Factors Relating to Natural Gas Markets
Factors on the supply side that may affect prices include variations in natural gas production, net imports, or storage levels. Increases in supply tend to pull prices down, while decreases in supply tend to push prices up.
Factors on the demand side include economic growth, winter and summer weather, and oil prices. Higher demand tends to lead to higher prices, while lower demand can lead to lower prices.
1) Domestic Supply and Prices Can Be Cyclical
Most of the natural gas consumed in the United States comes from domestic production. Lower production can lead to higher prices, but those higher prices, in turn, can lead to increased drilling for natural gas and eventually increased production.
Beginning in the second half of 2008, natural gas prices declined significantly with the economic downturn and a decline in natural gas consumption. These lower prices were accompanied by a steep decline in the number of drilling rigs drilling for gas. That erosion of drilling activity, combined with production cutbacks in response to current and projected low demand, are expected to lead to a drop in natural gas production. As economic recovery leads to increasing demand for natural gas in the industrial sector, natural gas prices are expected to rise again.
2) Severe Weather Can Disrupt Production
Hurricanes and other severe weather can affect the supply of natural gas. For example, in the summer of 2005, hurricanes along the U.S. Gulf Coast caused the equivalent of about 4% of U.S. total production to be shut in between August 2005 and June 2006.
3) Pipeline Imports from Canada Are the Second Largest Source of Supply
In 2008, pipeline imports amounted to almost 16% of total natural gas consumption. About 99% of the pipeline-imported natural gas came from Canada with the remainder from Mexico. U.S. pipeline imports are expected to decline in 2009 because of a robust U.S. production, especially relative to demand that has been reduced by the current economic downturn. Canadian production is also expected to decline reflecting both a slowdown in drilling for gas and declining productivity of existing gas wells in Canada.
4) Liquefied Natural Gas (LNG) Imports May Increase
In 2008, LNG imports totaled 352 billion cubic feet or about 2% of total natural gas consumption, most from Trinidad and Tobago. U.S. LNG imports are projected to rise in 2009. Increasing world LNG export capacity, along with expected weak natural gas demand and limited natural gas storage capacity in Asia and Europe are expected to increase the availability of LNG for the United States.

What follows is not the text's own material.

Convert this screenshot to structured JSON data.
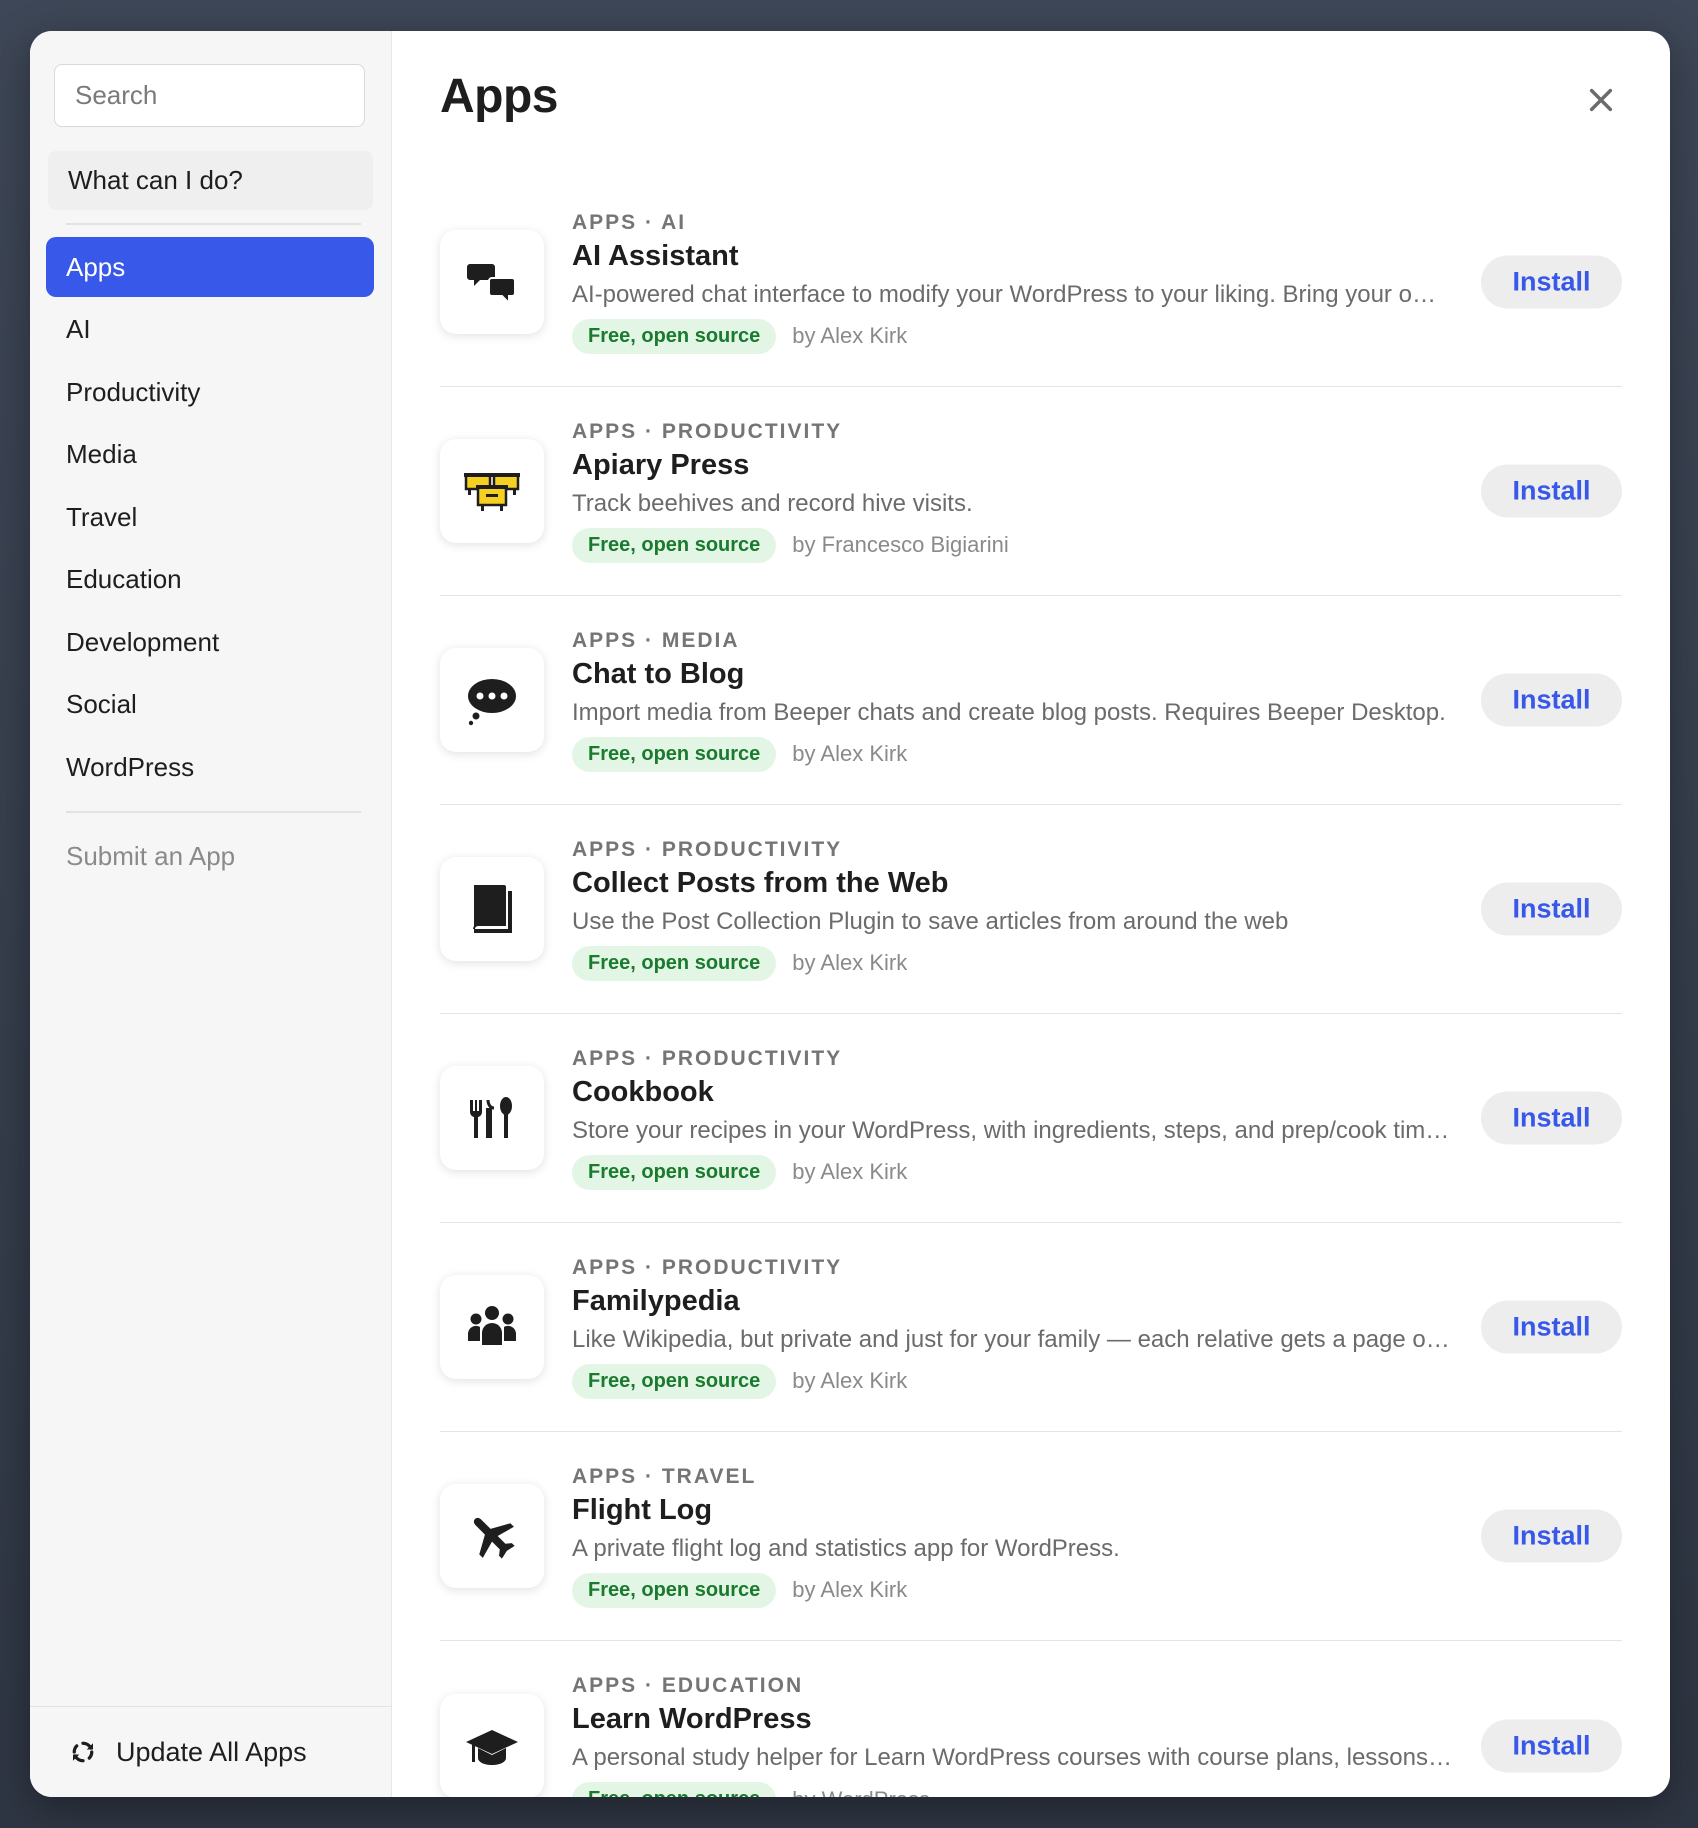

5) Strong Economic Growth Can Drive Up Natural Gas Demand and Prices
Economic activity is a major factor influencing natural gas markets. When the economy improves, the increased demand for goods and services from the commercial and industrial sectors generates an increase in natural gas demand. This is particularly true in the industrial sector, which is the leading consumer of natural gas as both a plant fuel and as a feedstock for many products such as fertilizer and pharmaceuticals.
6) Winter Weather Strongly Influences Residential and Commercial Demand
During cold months, residential and commercial end users consume natural gas for heating, which places upward pressure on prices. If unexpected or severe weather occurs, the effect on prices intensifies because supply is often unable to react quickly to the short-term increased level of demand. These effects of weather on natural gas prices may be exacerbated if the natural gas transportation system is operating at full capacity. Under these conditions, prices must increase enough to reduce the overall demand for natural gas.
7) Hot Summer Weather Can Increase Power Plant Demand for Gas
Temperatures also can have an effect on prices in the cooling season as many electric power plants that are operated to meet air conditioning needs in the summer are fueled by natural gas. Hotter-than-normal temperatures can increase gas demand and push up prices.
8) NG Supplies Held in Storage Play a Key Role in Meeting Peak Demand
The overall supply picture is also influenced by the level of gas held in underground storage fields. Natural gas in storage is a critical supply component during the heating season that helps satisfy sudden shifts in supply and demand, accommodates stable production rates, and supports pipeline operations and hub services. Levels of natural gas in storage typically increase during the refill season (April through October), when demand for natural gas is low, and decrease during the heating season (November through March), when space heating demand for natural gas is high. Natural gas in storage represents an incremental source of supply immediately available to the market, which can ameliorate the effects of increased demand for natural gas, or other supply disruptions, on prices.
9) Oil Prices Can Influence Natural Gas Prices
Some large-volume gas consumers (primarily industrial consumers and electricity generators) can switch between natural gas and oil, depending on the prices of each. Natural gas and coal markets can also interact when the price of natural gas falls significantly. Electricity generation using natural gas can even become attractive relative to coal-fired electricity generation in some areas of the Country. Because of this interrelation between fuel markets, when oil prices fall, the shift in demand from natural gas to oil pulls gas prices downward. When oil prices rise relative to natural gas prices, there may be switching from oil to natural gas, pushing gas prices upward.